• [Task requirements]: Give the records once more, exactly as they stand.

Stored dataset items:
--- START ---

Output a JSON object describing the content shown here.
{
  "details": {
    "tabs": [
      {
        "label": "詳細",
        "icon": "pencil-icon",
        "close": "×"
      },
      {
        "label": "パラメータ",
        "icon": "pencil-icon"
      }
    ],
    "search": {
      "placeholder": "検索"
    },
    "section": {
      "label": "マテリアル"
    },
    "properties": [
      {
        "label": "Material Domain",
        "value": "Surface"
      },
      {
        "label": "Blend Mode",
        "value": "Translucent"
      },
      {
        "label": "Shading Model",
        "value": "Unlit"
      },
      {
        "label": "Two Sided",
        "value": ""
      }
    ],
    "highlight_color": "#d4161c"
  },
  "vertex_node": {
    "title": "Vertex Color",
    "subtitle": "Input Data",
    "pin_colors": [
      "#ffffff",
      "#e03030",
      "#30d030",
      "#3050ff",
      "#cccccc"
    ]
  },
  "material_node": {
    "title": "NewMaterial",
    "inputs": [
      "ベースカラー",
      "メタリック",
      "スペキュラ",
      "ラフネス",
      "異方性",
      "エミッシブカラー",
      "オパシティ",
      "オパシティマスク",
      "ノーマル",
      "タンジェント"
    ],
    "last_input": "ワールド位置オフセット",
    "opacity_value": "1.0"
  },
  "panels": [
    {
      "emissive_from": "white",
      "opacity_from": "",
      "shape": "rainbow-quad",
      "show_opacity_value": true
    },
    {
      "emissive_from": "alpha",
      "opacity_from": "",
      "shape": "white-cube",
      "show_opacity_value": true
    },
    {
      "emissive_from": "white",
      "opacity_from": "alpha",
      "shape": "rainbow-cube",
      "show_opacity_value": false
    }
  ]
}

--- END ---

• [Answer below]:
Output a JSON object describing the content shown here.
{
  "details": {
    "tabs": [
      {
        "label": "詳細",
        "icon": "pencil-icon",
        "close": "×"
      },
      {
        "label": "パラメータ",
        "icon": "pencil-icon"
      }
    ],
    "search": {
      "placeholder": "検索"
    },
    "section": {
      "label": "マテリアル"
    },
    "properties": [
      {
        "label": "Material Domain",
        "value": "Surface"
      },
      {
        "label": "Blend Mode",
        "value": "Translucent"
      },
      {
        "label": "Shading Model",
        "value": "Unlit"
      },
      {
        "label": "Two Sided",
        "value": ""
      }
    ],
    "highlight_color": "#d4161c"
  },
  "vertex_node": {
    "title": "Vertex Color",
    "subtitle": "Input Data",
    "pin_colors": [
      "#ffffff",
      "#e03030",
      "#30d030",
      "#3050ff",
      "#cccccc"
    ]
  },
  "material_node": {
    "title": "NewMaterial",
    "inputs": [
      "ベースカラー",
      "メタリック",
      "スペキュラ",
      "ラフネス",
      "異方性",
      "エミッシブカラー",
      "オパシティ",
      "オパシティマスク",
      "ノーマル",
      "タンジェント"
    ],
    "last_input": "ワールド位置オフセット",
    "opacity_value": "1.0"
  },
  "panels": [
    {
      "emissive_from": "white",
      "opacity_from": "",
      "shape": "rainbow-quad",
      "show_opacity_value": true
    },
    {
      "emissive_from": "alpha",
      "opacity_from": "",
      "shape": "white-cube",
      "show_opacity_value": true
    },
    {
      "emissive_from": "white",
      "opacity_from": "alpha",
      "shape": "rainbow-cube",
      "show_opacity_value": false
    }
  ]
}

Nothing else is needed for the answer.